+++ RECORDS FOR PROCESSING +++

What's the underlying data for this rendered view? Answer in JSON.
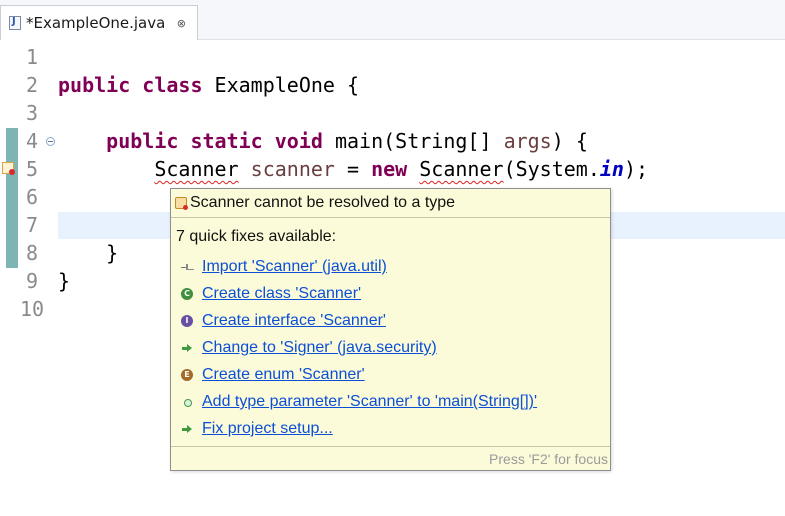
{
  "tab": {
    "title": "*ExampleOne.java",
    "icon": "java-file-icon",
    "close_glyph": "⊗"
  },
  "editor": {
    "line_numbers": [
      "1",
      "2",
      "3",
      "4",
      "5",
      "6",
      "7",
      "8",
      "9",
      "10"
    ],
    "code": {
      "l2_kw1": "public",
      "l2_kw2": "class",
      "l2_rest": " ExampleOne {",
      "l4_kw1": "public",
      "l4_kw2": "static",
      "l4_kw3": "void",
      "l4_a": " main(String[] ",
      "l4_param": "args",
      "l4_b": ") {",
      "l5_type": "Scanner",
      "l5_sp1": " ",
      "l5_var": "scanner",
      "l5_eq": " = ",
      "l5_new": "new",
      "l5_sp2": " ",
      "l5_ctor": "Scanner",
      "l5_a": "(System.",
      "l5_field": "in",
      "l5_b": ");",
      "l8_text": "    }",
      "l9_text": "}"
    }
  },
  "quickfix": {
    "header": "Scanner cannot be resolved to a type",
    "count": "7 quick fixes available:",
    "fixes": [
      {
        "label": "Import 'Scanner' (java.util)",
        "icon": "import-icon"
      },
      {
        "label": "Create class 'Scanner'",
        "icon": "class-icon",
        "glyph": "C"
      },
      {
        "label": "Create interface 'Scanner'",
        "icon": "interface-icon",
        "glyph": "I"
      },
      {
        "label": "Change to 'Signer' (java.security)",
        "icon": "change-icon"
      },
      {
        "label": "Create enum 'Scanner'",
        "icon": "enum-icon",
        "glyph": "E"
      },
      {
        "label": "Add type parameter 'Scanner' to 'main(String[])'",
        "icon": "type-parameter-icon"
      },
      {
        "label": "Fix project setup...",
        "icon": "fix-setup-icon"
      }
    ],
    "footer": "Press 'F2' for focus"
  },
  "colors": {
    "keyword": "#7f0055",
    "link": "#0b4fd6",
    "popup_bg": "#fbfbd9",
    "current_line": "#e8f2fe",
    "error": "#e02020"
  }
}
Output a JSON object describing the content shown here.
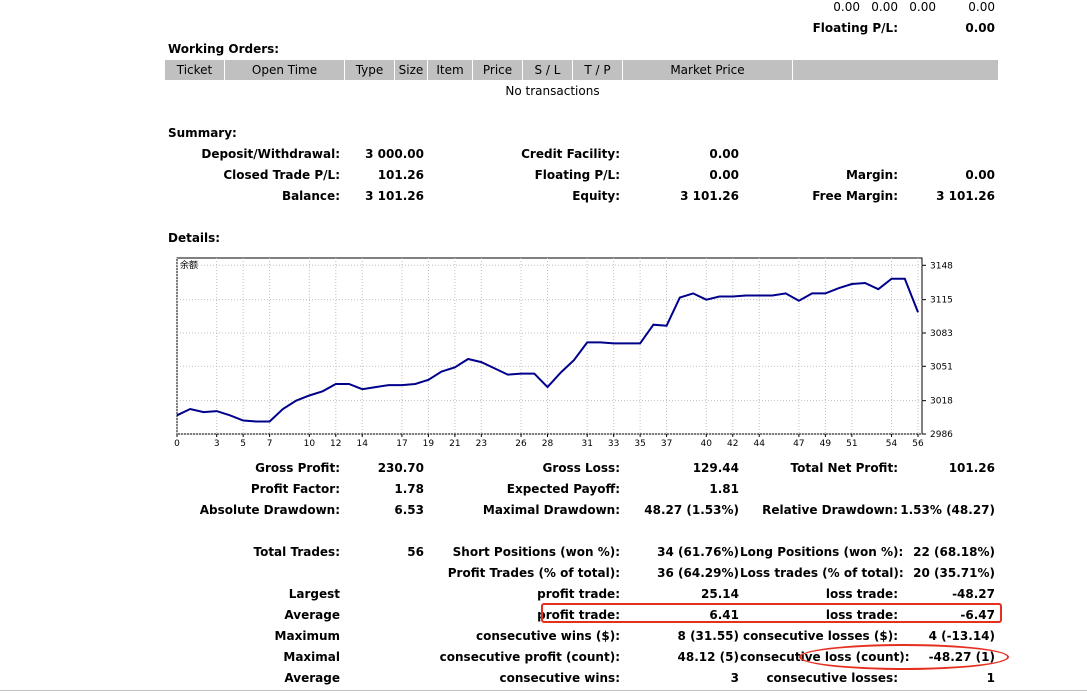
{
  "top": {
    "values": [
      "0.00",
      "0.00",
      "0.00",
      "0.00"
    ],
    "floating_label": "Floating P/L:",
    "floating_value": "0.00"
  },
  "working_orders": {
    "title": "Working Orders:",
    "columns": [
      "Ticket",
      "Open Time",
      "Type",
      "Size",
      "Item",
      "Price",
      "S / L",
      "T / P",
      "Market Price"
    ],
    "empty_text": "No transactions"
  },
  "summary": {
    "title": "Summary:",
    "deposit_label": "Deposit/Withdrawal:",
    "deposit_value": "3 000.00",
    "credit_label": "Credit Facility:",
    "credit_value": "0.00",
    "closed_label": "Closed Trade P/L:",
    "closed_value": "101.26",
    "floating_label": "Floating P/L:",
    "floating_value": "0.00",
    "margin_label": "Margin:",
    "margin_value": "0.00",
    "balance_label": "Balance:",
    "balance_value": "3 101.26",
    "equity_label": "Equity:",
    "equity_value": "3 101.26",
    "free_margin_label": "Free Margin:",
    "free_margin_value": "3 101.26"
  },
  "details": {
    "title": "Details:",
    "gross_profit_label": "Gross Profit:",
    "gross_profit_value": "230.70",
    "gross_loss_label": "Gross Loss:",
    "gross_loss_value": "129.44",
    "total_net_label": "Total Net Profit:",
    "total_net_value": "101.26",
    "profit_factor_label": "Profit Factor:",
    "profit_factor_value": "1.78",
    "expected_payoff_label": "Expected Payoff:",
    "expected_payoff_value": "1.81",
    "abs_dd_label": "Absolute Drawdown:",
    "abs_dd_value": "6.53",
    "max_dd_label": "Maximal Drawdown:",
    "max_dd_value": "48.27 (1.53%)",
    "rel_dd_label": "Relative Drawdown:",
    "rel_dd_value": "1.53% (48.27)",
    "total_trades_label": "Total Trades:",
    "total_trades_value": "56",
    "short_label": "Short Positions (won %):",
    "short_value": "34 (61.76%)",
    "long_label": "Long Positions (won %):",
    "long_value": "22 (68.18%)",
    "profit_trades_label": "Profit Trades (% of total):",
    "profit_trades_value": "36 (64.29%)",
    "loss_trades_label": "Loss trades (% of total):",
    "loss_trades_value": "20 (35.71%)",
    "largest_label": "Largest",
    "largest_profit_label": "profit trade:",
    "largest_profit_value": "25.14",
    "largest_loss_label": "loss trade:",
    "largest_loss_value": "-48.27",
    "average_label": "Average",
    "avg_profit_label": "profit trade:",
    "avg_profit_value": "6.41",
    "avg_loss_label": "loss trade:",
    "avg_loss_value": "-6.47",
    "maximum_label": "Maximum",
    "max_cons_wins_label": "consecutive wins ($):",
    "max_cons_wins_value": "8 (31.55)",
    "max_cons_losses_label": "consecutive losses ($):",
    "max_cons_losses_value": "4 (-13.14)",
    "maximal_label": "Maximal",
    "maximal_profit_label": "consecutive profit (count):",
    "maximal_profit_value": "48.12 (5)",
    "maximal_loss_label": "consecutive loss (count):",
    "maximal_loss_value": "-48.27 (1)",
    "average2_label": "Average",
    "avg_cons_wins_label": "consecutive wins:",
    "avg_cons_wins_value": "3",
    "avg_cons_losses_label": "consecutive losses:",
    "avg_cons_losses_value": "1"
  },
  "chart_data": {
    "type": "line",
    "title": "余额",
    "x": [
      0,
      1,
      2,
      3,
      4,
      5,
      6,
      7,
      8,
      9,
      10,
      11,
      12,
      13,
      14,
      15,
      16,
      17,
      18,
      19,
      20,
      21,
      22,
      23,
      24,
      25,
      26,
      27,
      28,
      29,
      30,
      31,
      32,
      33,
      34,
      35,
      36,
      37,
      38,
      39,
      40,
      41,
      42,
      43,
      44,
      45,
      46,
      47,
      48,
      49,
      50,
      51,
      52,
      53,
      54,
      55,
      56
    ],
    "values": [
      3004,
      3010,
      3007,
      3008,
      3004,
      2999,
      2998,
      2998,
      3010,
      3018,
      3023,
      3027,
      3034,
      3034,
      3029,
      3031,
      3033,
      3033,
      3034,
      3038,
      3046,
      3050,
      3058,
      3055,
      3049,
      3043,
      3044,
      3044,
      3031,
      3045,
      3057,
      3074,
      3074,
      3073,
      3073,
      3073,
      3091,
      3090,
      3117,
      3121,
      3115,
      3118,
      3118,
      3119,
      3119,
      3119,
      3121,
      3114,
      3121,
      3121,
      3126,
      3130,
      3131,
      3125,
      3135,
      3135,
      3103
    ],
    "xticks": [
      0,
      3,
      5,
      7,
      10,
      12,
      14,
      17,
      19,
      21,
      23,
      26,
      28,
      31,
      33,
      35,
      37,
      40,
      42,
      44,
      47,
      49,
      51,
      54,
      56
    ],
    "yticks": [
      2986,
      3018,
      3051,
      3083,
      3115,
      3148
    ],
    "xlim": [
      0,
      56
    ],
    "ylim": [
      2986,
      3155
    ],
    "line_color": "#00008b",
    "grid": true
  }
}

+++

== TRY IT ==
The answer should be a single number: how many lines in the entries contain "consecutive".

== EXERCISE RESULT ==
6